The CEFR is an international standard used to describe language ability. Here are specific details of the CEFR for this topic.

General Explanation:
Can understand and use familiar everyday expressions and very basic phrases aimed at the satisfaction of needs of a concrete type. Can introduce him/herself and others and can ask and answer questions about personal details such as where he/she lives, people he/she knows and things he/she has. Can interact in a simple way provided the other person talks slowly and clearly and is prepared to help.
Specific Capabilities at this Level
Writing:
I can write a short, simple postcard, for example sending holiday greetings. I can fill in forms with personal details, for example entering my name, nationality and address on a hotel registration form.
Spoken Production:
I can use simple phrases and sentences to describe where I live and people I know.
Spoken Interaction:
I can interact in a simple way provided the other person is prepared to repeat or rephrase things at a slower rate of speech and help me formulate what I’m trying to say. I can ask and answer simple questions in areas of immediate need or on very familiar topics.
Reading:
I can understand familiar names, words and very simple sentences, for example on notices and posters or in catalogues.
Listening:
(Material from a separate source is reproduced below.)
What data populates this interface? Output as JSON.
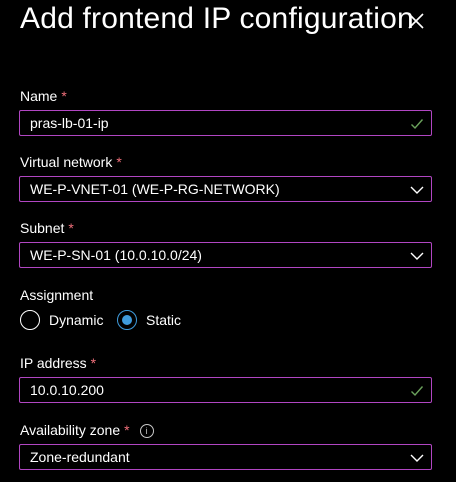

I can recognize familiar words and very basic phrases concerning myself, my family and immediate concrete surroundings when people speak slowly and clearly.